Content starts
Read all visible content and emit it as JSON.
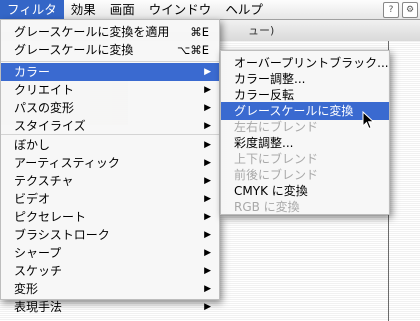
{
  "menubar": {
    "items": [
      "フィルタ",
      "効果",
      "画面",
      "ウインドウ",
      "ヘルプ"
    ],
    "active_index": 0
  },
  "window": {
    "title_fragment": "ュー)"
  },
  "filter_menu": {
    "items": [
      {
        "label": "グレースケールに変換を適用",
        "shortcut": "⌘E",
        "submenu": false
      },
      {
        "label": "グレースケールに変換",
        "shortcut": "⌥⌘E",
        "submenu": false
      },
      {
        "label": "カラー",
        "submenu": true,
        "highlighted": true
      },
      {
        "label": "クリエイト",
        "submenu": true
      },
      {
        "label": "パスの変形",
        "submenu": true
      },
      {
        "label": "スタイライズ",
        "submenu": true
      },
      {
        "label": "ぼかし",
        "submenu": true
      },
      {
        "label": "アーティスティック",
        "submenu": true
      },
      {
        "label": "テクスチャ",
        "submenu": true
      },
      {
        "label": "ビデオ",
        "submenu": true
      },
      {
        "label": "ピクセレート",
        "submenu": true
      },
      {
        "label": "ブラシストローク",
        "submenu": true
      },
      {
        "label": "シャープ",
        "submenu": true
      },
      {
        "label": "スケッチ",
        "submenu": true
      },
      {
        "label": "変形",
        "submenu": true
      },
      {
        "label": "表現手法",
        "submenu": true
      }
    ]
  },
  "color_submenu": {
    "items": [
      {
        "label": "オーバープリントブラック...",
        "enabled": true
      },
      {
        "label": "カラー調整...",
        "enabled": true
      },
      {
        "label": "カラー反転",
        "enabled": true
      },
      {
        "label": "グレースケールに変換",
        "enabled": true,
        "highlighted": true
      },
      {
        "label": "左右にブレンド",
        "enabled": false
      },
      {
        "label": "彩度調整...",
        "enabled": true
      },
      {
        "label": "上下にブレンド",
        "enabled": false
      },
      {
        "label": "前後にブレンド",
        "enabled": false
      },
      {
        "label": "CMYK に変換",
        "enabled": true
      },
      {
        "label": "RGB に変換",
        "enabled": false
      }
    ]
  },
  "icons": {
    "submenu_arrow": "▶",
    "cursor": "arrow-cursor"
  },
  "colors": {
    "highlight": "#3a6ad0",
    "disabled_text": "#a8a8a8"
  }
}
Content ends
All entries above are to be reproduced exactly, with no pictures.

Read all visible content and emit it as JSON.
{
  "menubar": {
    "items": [
      "フィルタ",
      "効果",
      "画面",
      "ウインドウ",
      "ヘルプ"
    ],
    "active_index": 0
  },
  "window": {
    "title_fragment": "ュー)"
  },
  "filter_menu": {
    "items": [
      {
        "label": "グレースケールに変換を適用",
        "shortcut": "⌘E",
        "submenu": false
      },
      {
        "label": "グレースケールに変換",
        "shortcut": "⌥⌘E",
        "submenu": false
      },
      {
        "label": "カラー",
        "submenu": true,
        "highlighted": true
      },
      {
        "label": "クリエイト",
        "submenu": true
      },
      {
        "label": "パスの変形",
        "submenu": true
      },
      {
        "label": "スタイライズ",
        "submenu": true
      },
      {
        "label": "ぼかし",
        "submenu": true
      },
      {
        "label": "アーティスティック",
        "submenu": true
      },
      {
        "label": "テクスチャ",
        "submenu": true
      },
      {
        "label": "ビデオ",
        "submenu": true
      },
      {
        "label": "ピクセレート",
        "submenu": true
      },
      {
        "label": "ブラシストローク",
        "submenu": true
      },
      {
        "label": "シャープ",
        "submenu": true
      },
      {
        "label": "スケッチ",
        "submenu": true
      },
      {
        "label": "変形",
        "submenu": true
      },
      {
        "label": "表現手法",
        "submenu": true
      }
    ]
  },
  "color_submenu": {
    "items": [
      {
        "label": "オーバープリントブラック...",
        "enabled": true
      },
      {
        "label": "カラー調整...",
        "enabled": true
      },
      {
        "label": "カラー反転",
        "enabled": true
      },
      {
        "label": "グレースケールに変換",
        "enabled": true,
        "highlighted": true
      },
      {
        "label": "左右にブレンド",
        "enabled": false
      },
      {
        "label": "彩度調整...",
        "enabled": true
      },
      {
        "label": "上下にブレンド",
        "enabled": false
      },
      {
        "label": "前後にブレンド",
        "enabled": false
      },
      {
        "label": "CMYK に変換",
        "enabled": true
      },
      {
        "label": "RGB に変換",
        "enabled": false
      }
    ]
  },
  "icons": {
    "submenu_arrow": "▶",
    "cursor": "arrow-cursor"
  },
  "colors": {
    "highlight": "#3a6ad0",
    "disabled_text": "#a8a8a8"
  }
}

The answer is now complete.